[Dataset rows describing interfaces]
+++
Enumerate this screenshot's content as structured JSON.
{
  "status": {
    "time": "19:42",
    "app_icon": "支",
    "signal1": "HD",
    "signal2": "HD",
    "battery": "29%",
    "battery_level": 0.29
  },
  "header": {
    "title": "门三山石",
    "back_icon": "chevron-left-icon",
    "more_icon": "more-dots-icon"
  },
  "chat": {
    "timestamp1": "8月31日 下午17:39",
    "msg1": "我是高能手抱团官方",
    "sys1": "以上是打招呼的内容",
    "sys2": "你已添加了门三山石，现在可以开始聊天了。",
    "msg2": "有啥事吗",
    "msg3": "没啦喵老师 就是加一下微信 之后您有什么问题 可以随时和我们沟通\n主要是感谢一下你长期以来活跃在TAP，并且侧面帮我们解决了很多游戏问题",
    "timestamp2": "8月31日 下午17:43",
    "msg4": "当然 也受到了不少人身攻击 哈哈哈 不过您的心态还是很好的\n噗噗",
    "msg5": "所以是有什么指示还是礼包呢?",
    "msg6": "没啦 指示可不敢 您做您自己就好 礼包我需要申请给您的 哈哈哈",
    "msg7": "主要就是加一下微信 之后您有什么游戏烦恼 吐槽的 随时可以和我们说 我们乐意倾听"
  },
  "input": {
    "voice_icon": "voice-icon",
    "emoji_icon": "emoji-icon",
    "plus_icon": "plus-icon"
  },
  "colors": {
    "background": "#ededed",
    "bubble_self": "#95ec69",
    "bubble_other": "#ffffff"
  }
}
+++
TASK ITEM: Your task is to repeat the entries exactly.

EXERCISE SOLUTION:
Enumerate this screenshot's content as structured JSON.
{
  "status": {
    "time": "19:42",
    "app_icon": "支",
    "signal1": "HD",
    "signal2": "HD",
    "battery": "29%",
    "battery_level": 0.29
  },
  "header": {
    "title": "门三山石",
    "back_icon": "chevron-left-icon",
    "more_icon": "more-dots-icon"
  },
  "chat": {
    "timestamp1": "8月31日 下午17:39",
    "msg1": "我是高能手抱团官方",
    "sys1": "以上是打招呼的内容",
    "sys2": "你已添加了门三山石，现在可以开始聊天了。",
    "msg2": "有啥事吗",
    "msg3": "没啦喵老师 就是加一下微信 之后您有什么问题 可以随时和我们沟通\n主要是感谢一下你长期以来活跃在TAP，并且侧面帮我们解决了很多游戏问题",
    "timestamp2": "8月31日 下午17:43",
    "msg4": "当然 也受到了不少人身攻击 哈哈哈 不过您的心态还是很好的\n噗噗",
    "msg5": "所以是有什么指示还是礼包呢?",
    "msg6": "没啦 指示可不敢 您做您自己就好 礼包我需要申请给您的 哈哈哈",
    "msg7": "主要就是加一下微信 之后您有什么游戏烦恼 吐槽的 随时可以和我们说 我们乐意倾听"
  },
  "input": {
    "voice_icon": "voice-icon",
    "emoji_icon": "emoji-icon",
    "plus_icon": "plus-icon"
  },
  "colors": {
    "background": "#ededed",
    "bubble_self": "#95ec69",
    "bubble_other": "#ffffff"
  }
}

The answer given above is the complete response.